Experiencing generational division in society is no new problem, in fact, it was documented thousands of years ago when Socrates infamously complained about the younger generation being spoiled. And yet, people continue to talk about these differences as though they happened yesterday.
So why are we still fixated on a millennium-old problem?
Differences divide, division creates polarity, which manifests buzz. A perfect media tool to generate extra viewership at the exchange of pitting people against each other.
This week, I read an article by The New York Times which describes a common narrative with an older generation (this time it’s Millennial), working with Generation Z. Unfortunately, most of our opinions about generations that don’t come from personal experience tend to come from the media. As a marketing tool, the media continuously divides generations for viewership exacerbating the issue.

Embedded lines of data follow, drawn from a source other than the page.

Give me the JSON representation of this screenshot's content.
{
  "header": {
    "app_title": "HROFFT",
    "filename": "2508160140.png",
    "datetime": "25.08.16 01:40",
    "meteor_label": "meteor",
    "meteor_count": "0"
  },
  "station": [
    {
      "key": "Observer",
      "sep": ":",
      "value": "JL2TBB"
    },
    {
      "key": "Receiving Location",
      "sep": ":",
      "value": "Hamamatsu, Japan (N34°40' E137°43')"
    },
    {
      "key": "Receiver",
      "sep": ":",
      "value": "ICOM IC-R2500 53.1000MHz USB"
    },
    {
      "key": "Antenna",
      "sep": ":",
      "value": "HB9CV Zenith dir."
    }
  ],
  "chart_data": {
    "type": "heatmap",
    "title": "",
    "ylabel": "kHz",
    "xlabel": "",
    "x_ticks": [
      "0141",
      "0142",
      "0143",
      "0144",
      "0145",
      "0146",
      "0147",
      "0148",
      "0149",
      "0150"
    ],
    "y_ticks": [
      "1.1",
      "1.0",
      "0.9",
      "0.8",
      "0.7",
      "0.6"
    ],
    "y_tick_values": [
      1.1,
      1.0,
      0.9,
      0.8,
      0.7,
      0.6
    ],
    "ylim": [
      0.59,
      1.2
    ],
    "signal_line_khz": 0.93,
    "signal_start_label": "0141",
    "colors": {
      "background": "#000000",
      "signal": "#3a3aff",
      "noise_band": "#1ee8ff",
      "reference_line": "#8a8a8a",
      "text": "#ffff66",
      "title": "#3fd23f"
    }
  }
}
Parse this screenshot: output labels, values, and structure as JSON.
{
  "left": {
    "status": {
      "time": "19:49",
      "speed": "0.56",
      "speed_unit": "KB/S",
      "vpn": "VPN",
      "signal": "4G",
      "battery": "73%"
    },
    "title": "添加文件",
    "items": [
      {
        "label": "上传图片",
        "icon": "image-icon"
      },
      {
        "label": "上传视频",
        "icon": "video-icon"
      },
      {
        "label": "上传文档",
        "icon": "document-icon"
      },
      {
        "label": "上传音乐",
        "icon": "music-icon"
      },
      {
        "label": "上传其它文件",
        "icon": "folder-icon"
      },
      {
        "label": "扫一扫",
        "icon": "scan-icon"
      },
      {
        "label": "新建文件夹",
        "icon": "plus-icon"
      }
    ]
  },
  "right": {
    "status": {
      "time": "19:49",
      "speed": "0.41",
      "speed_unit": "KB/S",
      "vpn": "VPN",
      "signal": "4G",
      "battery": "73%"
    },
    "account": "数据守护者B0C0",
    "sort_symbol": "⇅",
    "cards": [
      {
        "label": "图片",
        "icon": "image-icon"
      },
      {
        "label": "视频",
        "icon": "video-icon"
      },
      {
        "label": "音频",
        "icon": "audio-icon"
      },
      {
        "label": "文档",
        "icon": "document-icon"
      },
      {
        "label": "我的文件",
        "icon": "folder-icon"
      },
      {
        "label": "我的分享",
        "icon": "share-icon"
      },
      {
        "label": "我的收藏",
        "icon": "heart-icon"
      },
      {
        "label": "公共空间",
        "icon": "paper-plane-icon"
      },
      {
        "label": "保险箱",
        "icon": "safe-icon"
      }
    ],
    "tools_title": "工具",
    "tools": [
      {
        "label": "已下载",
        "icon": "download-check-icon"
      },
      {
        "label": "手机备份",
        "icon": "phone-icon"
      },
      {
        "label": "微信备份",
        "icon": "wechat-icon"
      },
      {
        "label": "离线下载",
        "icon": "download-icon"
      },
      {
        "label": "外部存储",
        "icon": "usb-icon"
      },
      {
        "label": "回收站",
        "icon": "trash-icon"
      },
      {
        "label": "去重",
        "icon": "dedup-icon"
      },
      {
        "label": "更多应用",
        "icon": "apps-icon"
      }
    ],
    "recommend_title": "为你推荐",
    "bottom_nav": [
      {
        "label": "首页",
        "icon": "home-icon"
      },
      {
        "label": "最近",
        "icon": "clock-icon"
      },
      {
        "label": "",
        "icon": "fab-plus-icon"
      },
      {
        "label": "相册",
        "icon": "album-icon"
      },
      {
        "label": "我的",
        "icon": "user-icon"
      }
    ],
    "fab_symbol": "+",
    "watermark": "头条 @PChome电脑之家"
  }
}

This post critiques a recent article titled The 37-Year-Olds Are Afraid of the 23-Year-Olds Who Work With Them by Emma Goldberg (October 28, 2021) to showcase how a simple article in the media can exaggerate employee differences in our work rather than uniting them. Hopefully, through this critique, the tactics that garner viewership but divide will become more apparent so you won’t fall prey to them in the future.